but trended to lows of $255 in July 1999 and $258 an ounce in April 2001.
Two things made this possible. In the United States, Federal Reserve Chairman
Paul Volcker whipped inflation in the early 1980s and Presidents Carter and
Reagan put the American economy on the path of deregulation. Those unleashed the
mighty waves of productivity, innovation and growth through the 1990s, and made
the dollar a better and more stable store of value than gold.
In the new Millennium, the US economy has not been managed very well—by either
Republican or Democratic administrations. Dysfunctional energy and environmental
policies, and a dollar overvalued against yuan and other Asian currencies have
created huge US trade deficits. Dollars and Treasury securities have flooded
into international capital markets to finance American trade deficits.
Foreign central banks hold US government bonds and other dollar securities to
back up their currencies—commonly called official reserves—and foreign
governments and international investors hold bonds to store purchasing power for
future needs. Those holdings account for nearly half the $14.4trn dollar
With the national debt growing to about $1.6trn a year, the US government would

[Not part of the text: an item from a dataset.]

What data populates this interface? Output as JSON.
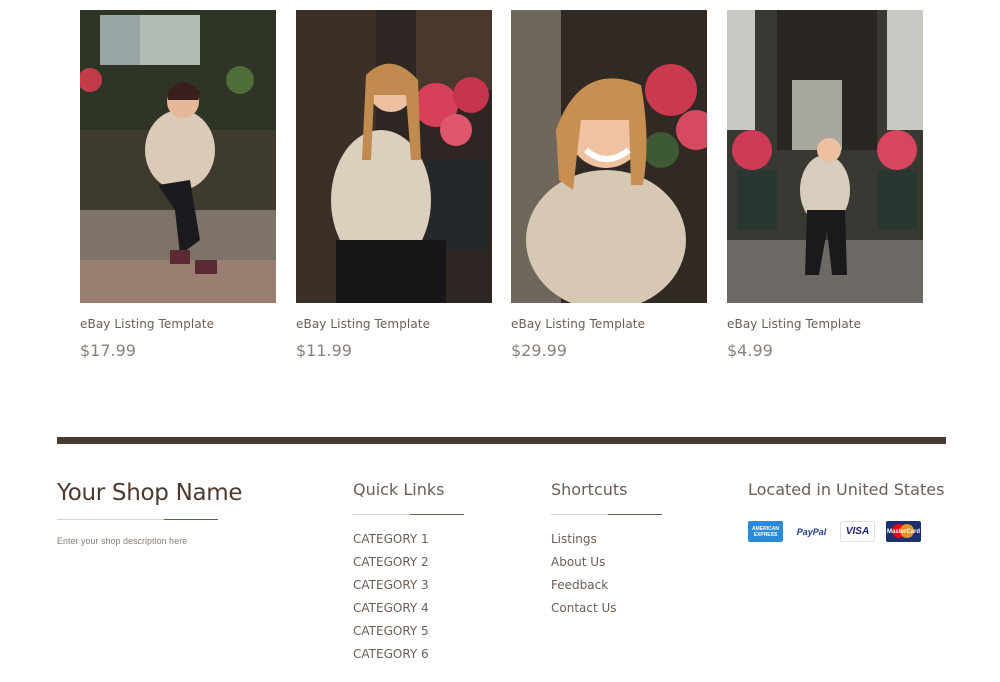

be flooding the world’s capital market with too many bonds but for the Federal
Reserve’s recent policy of quantitative easing—purchasing Treasurys to keep down
long-term interest rates. With that program scheduled to end in June, rates on
long-term Treasurys will likely rise, and the value of existing long-term
Treasury securities would fall.
A permanent decline in the value of existing long-term Treasurys would be
nothing less than a partial default on US debt. No surprise, investors are
hedging positions by adding gold.
To keep the yuan from rising against the dollar, China purchases nearly $350bn
in foreign securities—mostly in Treasurys. Some central banks are buying gold
again, and some economists have counseled the Peoples Bank of China to diversify
reserves from dollars into gold.
A significant devaluation of the dollar against the yuan seems inevitable, and
it will cause a wholesale downward adjustment for the dollar against other Asian
currencies too. With so much of what the world consumes now coming from China
and other Asian economies, the dollar will be worth a lot less to gold miners in
South Africa or Russia, and Asian currencies would be worth more. The yuan or
rupee price of gold might not rise, and could even fall, but the dollar price of
gold would increase, a lot.
International investors with wealth to park are foolish to put it in long-term
Treasurys; however, the currencies with the best prospects are backed by
governments with poor track records for controlling inflation or honoring the
rights of foreign investors. Could you tell your mother her money would be safe
in Chinese bonds?
If private investors continue to doubt the dollar and bet on gold, central banks
will be forced into gold. Investors won’t trust currencies backed by dollars,
and central banks would be just as foolish as private investors to trust yuan
Long-term contracts could require payments specified in terms of gold,
collateralized with deposits in ETFs, and even settled with drafts against these
funds—sort of gold denominated checking accounts.
Unless the United States gets its economic house in order, gold will become
money again, and national currencies will only be money if backed by gold.